While Johnson's determination and enthusiasm is frequently reported, it would be negligent to dismiss the work put in by those in supporting roles. Consider his co-star, Aldis Hodge, who went through his own trials and tribulations on set, persisting against his fears to bring Hawkman to life. 

Aldis Hodge thanks the Black Adam stunt team for motivating him

The cast of "Black Adam" recently sat down with Entertainment Weekly to discuss the film over a round of drinks. When asked about the film's action sequences, Cyclone actor Quintessa Swindell noted how Aldis Hodge (Hawkman) enjoyed the time he spent suspended in air as Hawkman. Hodge revealed that he has a fear of heights and was proud that he "didn't scream every time they dropped [him] from 50 feet in the air." A decent amount of stunt and wire work is required to make Hawkman's abilities believable, an aspect that was certainly nerve-wracking for Hodge. "I'm hanging up there. I'm rethinking every choice in my life. I'm having some real conversations with God at this point," the actor said.

The Hawkman actor's attitude took a completely different turn when he realized that an entire team dedicated themselves to stunt work. "I see the entire stunt team on the ground, and they live this life," Hodge recalled. "So you can't say, 'Hey guys, slow down, wait a minute.' You've got to man up because your boys are down there, and you know they're going to make fun of you if you do not come through." Being 50 feet up from the ground gave Hodge some perspective and the opportunity to combat his personal limitations. "But I was able to challenge every single fear that I had. I was like, of all the superheroes, I've got to be the one that flies?
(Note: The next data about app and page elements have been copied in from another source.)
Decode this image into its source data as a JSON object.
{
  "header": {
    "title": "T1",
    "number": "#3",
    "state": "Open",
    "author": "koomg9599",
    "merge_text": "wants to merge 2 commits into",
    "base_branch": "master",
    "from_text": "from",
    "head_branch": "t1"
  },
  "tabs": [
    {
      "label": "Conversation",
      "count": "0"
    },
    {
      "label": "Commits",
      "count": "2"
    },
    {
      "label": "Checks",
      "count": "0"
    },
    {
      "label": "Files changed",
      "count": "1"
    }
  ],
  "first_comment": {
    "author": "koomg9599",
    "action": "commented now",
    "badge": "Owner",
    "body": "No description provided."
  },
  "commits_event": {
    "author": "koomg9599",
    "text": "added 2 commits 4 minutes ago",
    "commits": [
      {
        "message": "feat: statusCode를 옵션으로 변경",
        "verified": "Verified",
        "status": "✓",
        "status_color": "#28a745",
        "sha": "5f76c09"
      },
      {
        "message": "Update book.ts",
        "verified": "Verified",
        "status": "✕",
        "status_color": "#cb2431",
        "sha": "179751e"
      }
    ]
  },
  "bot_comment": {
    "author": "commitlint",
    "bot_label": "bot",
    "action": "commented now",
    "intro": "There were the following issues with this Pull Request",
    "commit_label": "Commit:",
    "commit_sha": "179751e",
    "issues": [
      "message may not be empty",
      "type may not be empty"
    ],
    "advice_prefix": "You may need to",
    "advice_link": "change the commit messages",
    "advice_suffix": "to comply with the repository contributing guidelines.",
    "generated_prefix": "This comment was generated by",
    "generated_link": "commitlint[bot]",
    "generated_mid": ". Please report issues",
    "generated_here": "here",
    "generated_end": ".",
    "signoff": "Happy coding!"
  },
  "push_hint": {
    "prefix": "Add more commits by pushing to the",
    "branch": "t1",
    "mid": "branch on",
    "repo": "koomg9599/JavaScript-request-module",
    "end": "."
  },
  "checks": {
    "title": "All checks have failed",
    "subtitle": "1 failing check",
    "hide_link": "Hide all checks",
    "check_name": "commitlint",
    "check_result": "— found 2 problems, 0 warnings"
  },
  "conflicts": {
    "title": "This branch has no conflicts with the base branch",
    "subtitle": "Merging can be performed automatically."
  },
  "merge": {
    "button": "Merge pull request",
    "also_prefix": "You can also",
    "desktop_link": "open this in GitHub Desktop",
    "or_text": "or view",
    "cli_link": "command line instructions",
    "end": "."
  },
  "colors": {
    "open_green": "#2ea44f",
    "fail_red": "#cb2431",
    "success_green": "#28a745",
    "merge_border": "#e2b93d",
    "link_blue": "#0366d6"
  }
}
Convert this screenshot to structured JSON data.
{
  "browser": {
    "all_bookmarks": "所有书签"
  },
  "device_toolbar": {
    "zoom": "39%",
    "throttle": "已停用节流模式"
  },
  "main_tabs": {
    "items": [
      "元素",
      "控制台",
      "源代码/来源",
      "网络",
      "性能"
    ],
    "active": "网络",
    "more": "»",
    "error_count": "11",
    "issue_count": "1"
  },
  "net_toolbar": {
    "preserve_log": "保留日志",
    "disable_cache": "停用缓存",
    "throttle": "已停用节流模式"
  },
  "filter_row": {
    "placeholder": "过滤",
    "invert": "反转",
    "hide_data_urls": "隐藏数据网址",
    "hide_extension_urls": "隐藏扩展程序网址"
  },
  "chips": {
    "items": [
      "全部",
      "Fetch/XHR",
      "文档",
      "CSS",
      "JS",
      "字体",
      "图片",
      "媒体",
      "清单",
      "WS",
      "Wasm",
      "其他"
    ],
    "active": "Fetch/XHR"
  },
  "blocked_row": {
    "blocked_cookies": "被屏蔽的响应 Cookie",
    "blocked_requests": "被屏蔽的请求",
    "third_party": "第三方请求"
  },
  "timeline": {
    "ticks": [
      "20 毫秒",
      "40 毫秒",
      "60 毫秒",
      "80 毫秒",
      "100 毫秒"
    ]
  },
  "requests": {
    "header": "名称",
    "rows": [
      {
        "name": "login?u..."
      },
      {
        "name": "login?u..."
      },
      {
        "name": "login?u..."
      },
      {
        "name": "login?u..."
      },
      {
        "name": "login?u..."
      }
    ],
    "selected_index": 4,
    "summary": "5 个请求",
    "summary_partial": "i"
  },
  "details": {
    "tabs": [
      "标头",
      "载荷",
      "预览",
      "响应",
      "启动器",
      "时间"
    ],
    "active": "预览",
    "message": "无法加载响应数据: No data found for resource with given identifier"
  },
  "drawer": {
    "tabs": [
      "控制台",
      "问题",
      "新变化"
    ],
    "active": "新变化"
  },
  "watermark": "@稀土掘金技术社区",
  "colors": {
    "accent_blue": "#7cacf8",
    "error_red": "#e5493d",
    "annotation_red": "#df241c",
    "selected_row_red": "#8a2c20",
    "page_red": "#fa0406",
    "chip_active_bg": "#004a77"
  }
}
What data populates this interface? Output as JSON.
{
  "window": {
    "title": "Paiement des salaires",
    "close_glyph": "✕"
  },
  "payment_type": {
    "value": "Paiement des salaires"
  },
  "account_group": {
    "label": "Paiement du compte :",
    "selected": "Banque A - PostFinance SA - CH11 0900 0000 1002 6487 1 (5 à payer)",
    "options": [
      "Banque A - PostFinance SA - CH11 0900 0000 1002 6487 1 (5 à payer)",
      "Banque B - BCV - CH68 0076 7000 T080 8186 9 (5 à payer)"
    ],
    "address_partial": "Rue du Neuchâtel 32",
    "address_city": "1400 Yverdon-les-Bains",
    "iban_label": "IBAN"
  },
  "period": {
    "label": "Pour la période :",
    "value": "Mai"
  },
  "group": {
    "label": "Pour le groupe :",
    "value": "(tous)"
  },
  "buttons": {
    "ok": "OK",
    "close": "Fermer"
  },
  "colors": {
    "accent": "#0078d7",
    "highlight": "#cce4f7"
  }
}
Lord knows, me and heights, we're not friends like that," the actor said with a laugh.

Audiences can see Hodge fly in "Black Adam," now playing in theatres.